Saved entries
[Start of section]

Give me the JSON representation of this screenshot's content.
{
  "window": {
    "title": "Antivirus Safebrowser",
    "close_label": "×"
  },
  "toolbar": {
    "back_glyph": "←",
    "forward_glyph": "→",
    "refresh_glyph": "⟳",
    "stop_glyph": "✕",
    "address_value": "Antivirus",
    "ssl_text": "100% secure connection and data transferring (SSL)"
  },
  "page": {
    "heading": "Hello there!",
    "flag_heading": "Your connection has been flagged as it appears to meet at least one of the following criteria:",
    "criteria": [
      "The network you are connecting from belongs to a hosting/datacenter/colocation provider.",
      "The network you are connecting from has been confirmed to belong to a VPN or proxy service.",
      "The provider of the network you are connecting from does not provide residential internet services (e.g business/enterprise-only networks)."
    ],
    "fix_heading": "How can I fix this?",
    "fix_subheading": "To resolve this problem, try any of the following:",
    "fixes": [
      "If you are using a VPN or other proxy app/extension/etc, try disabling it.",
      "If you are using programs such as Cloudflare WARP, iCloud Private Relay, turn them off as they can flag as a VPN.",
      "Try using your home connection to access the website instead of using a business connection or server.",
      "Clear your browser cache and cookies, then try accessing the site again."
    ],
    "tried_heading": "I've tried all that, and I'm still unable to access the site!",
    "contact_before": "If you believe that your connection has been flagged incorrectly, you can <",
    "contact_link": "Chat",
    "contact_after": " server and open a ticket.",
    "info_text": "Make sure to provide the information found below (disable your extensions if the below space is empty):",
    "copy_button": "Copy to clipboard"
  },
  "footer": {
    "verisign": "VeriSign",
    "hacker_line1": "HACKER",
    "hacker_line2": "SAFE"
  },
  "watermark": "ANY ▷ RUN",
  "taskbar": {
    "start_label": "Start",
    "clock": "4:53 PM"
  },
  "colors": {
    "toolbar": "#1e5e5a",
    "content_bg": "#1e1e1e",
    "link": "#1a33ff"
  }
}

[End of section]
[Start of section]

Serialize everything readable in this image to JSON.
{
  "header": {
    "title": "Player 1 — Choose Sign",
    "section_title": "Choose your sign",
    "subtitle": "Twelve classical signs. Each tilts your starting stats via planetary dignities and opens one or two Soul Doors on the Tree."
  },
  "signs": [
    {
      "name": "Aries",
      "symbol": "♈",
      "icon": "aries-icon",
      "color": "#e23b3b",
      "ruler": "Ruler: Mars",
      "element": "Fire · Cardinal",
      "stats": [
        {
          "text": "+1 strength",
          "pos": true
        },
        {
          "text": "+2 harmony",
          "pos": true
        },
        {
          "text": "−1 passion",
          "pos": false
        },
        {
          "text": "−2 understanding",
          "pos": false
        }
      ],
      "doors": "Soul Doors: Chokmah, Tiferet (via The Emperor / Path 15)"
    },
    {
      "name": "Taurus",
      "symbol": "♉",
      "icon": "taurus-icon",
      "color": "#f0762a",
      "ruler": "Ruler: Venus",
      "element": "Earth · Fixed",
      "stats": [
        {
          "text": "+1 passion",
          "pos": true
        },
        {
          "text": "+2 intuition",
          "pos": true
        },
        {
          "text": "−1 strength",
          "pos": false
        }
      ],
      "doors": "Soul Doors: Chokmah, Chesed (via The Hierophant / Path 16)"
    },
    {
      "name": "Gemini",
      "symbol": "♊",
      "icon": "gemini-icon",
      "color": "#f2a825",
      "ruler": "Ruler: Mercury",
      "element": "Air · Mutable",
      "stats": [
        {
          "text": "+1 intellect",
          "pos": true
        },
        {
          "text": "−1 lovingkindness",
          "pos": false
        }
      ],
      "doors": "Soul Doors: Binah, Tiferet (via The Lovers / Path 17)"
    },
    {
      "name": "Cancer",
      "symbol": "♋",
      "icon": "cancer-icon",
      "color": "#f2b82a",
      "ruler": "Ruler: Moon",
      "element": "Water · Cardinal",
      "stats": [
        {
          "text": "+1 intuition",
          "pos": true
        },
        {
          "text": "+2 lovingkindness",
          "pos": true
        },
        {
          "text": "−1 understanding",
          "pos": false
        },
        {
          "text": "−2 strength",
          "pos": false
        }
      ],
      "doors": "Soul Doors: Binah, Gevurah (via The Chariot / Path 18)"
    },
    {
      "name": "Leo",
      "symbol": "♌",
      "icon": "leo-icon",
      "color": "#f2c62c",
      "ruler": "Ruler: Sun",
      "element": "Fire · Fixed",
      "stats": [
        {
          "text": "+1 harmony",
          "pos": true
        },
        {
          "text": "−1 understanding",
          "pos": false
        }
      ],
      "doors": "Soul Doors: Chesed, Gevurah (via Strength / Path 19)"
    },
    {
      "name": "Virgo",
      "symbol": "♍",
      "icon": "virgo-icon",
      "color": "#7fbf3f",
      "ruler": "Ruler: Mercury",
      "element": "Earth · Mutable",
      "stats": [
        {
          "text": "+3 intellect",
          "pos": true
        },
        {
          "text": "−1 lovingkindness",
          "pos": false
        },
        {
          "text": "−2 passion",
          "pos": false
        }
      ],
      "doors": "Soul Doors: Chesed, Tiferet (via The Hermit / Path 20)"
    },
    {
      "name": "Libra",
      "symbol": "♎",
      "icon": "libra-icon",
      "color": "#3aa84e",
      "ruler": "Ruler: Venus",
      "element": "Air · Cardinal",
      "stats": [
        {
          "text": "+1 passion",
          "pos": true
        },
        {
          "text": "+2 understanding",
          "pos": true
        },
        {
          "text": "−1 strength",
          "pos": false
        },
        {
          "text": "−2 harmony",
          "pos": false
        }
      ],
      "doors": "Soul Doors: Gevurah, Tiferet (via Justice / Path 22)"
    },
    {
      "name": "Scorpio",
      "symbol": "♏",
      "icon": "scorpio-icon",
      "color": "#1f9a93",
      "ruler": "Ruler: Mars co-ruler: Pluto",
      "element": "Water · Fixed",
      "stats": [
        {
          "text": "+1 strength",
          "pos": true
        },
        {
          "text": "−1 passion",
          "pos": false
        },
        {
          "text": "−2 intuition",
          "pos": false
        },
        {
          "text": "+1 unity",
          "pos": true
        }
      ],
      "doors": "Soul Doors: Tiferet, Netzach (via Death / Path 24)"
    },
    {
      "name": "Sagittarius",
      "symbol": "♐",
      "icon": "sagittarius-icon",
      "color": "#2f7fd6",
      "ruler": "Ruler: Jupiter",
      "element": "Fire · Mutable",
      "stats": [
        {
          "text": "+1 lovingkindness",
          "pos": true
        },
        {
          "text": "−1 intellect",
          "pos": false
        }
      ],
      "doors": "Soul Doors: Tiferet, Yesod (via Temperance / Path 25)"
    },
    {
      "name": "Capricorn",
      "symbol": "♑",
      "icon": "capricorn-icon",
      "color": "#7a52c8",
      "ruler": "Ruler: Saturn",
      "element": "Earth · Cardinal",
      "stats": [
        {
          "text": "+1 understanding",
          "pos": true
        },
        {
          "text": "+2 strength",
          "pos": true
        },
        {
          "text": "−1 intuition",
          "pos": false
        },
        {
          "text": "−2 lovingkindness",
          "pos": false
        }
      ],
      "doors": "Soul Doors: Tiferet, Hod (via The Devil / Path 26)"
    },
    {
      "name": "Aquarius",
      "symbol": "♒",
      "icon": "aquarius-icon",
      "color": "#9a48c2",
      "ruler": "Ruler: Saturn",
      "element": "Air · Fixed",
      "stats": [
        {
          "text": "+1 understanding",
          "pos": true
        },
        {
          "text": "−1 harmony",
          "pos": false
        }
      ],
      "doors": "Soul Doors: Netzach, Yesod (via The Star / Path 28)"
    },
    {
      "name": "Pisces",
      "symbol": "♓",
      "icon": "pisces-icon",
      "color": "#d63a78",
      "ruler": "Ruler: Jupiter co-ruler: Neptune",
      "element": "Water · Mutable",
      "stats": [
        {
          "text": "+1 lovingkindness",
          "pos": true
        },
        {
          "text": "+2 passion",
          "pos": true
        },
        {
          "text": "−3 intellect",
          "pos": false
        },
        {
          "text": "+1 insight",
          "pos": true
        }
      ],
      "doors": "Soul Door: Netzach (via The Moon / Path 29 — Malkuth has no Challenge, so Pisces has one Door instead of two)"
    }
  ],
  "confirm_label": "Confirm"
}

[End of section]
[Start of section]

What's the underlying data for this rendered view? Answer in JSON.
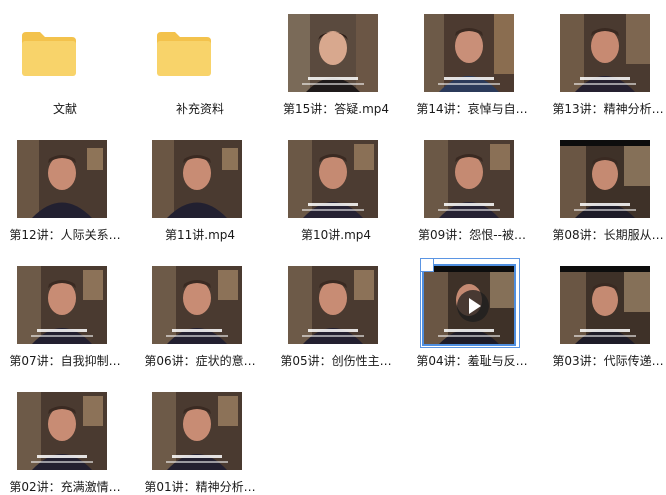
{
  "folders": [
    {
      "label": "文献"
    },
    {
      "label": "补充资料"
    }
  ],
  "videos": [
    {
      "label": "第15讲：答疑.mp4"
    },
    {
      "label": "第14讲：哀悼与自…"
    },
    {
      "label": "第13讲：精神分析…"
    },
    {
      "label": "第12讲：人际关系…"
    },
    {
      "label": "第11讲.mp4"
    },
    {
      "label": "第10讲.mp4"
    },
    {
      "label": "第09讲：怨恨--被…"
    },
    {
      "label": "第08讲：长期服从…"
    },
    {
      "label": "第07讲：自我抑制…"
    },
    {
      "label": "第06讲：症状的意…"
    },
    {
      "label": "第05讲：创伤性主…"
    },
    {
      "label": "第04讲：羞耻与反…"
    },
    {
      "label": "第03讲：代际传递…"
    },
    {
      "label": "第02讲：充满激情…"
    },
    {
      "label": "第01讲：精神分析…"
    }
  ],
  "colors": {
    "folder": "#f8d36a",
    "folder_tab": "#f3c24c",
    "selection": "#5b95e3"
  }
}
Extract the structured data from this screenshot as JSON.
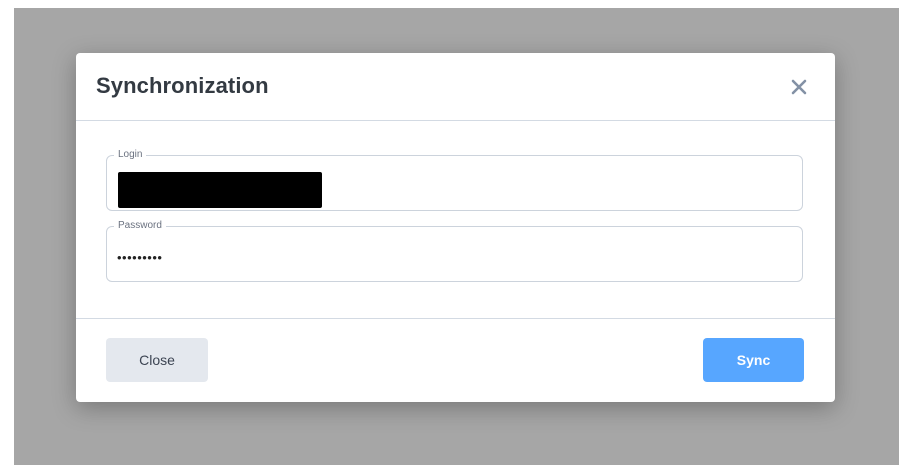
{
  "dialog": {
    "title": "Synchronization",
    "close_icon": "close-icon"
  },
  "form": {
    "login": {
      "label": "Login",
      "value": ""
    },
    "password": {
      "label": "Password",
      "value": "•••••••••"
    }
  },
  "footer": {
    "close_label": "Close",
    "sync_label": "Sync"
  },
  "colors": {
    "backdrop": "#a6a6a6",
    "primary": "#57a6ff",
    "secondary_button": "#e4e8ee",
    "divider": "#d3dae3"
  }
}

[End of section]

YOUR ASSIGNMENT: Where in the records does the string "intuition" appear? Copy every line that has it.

TASK SOLUTION:
          "text": "+2 intuition",
          "text": "+1 intuition",
          "text": "−2 intuition",
          "text": "−1 intuition",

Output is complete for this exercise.